▸ To do
Scan the entries that follow and copy out every line containing "axis".

▸ Entries supplied
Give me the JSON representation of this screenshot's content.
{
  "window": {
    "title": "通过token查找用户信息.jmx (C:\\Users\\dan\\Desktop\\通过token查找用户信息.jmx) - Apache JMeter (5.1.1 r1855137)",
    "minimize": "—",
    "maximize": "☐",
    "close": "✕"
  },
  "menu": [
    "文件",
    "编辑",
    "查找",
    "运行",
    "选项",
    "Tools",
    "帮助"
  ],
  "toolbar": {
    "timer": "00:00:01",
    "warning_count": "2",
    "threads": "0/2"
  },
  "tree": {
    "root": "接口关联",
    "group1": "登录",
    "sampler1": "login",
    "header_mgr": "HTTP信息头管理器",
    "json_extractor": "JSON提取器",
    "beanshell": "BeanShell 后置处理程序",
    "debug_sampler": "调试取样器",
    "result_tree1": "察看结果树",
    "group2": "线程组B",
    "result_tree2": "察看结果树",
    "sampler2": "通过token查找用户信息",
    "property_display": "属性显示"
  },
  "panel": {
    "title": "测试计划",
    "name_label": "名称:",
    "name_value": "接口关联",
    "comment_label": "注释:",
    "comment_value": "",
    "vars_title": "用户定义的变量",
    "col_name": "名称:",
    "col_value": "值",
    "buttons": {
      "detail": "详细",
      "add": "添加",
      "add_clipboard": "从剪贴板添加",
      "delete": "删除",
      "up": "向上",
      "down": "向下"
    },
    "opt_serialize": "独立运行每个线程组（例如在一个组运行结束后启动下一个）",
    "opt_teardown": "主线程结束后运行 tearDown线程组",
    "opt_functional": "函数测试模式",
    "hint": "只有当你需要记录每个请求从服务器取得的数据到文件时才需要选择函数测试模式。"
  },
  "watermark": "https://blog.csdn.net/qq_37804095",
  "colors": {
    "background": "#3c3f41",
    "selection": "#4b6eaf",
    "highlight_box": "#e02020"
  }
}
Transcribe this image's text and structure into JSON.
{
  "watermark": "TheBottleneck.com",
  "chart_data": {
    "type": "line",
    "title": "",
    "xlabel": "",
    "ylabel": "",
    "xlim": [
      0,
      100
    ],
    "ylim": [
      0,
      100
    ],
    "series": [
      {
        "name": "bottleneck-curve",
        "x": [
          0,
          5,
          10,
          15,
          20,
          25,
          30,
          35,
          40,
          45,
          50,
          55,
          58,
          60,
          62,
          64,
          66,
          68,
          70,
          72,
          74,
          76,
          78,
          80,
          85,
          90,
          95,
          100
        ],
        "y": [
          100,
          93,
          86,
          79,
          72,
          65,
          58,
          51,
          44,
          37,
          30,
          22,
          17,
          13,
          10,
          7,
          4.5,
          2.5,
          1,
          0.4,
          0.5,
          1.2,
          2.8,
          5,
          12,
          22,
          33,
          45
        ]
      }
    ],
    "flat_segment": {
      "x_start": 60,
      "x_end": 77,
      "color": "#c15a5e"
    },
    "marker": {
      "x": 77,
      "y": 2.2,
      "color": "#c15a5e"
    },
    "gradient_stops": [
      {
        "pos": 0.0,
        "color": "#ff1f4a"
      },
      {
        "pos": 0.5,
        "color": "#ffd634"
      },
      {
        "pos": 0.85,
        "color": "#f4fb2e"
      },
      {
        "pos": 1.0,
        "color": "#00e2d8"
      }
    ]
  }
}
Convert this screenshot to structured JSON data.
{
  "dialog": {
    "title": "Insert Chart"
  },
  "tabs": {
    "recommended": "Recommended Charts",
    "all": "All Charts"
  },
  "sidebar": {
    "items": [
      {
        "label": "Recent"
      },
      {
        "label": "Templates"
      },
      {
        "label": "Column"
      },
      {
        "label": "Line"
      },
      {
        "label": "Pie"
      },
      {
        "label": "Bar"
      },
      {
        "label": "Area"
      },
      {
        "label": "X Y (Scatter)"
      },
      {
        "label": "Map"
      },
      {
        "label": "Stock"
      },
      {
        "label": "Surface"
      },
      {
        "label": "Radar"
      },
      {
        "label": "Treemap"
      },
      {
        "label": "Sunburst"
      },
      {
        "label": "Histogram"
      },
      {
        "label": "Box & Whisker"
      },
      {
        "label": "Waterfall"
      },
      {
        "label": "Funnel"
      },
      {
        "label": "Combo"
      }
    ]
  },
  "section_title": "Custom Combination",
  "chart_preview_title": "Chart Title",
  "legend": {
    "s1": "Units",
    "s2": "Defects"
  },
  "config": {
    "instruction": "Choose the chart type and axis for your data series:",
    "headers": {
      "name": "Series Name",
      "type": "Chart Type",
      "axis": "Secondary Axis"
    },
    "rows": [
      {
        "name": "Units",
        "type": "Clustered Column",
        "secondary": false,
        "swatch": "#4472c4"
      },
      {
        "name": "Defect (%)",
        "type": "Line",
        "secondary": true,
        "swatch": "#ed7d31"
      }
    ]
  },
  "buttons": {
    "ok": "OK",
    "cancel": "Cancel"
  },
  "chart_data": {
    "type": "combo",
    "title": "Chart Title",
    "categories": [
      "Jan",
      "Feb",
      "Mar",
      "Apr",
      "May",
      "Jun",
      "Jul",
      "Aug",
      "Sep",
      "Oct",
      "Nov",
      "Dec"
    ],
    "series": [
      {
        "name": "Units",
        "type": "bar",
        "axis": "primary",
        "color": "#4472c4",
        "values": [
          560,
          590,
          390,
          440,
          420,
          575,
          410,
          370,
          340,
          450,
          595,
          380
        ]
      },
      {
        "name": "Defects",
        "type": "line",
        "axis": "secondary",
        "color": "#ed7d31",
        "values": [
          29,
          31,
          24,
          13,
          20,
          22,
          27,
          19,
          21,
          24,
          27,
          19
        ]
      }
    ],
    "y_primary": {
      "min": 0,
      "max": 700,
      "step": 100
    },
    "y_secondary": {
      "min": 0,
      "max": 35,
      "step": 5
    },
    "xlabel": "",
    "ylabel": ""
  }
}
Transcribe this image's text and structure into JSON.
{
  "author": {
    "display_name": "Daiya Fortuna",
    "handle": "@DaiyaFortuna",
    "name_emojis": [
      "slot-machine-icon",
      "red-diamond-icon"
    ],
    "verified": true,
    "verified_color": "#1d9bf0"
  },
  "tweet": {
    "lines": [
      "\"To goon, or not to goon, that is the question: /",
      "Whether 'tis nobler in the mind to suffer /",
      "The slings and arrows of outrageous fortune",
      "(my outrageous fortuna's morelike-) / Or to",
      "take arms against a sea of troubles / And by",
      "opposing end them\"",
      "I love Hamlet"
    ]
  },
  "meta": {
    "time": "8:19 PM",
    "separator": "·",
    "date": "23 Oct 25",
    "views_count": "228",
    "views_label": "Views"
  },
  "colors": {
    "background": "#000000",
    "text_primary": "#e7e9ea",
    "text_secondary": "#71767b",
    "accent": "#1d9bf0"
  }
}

▸ Reply
    "instruction": "Choose the chart type and axis for your data series:",
      "axis": "Secondary Axis"
        "axis": "primary",
        "axis": "secondary",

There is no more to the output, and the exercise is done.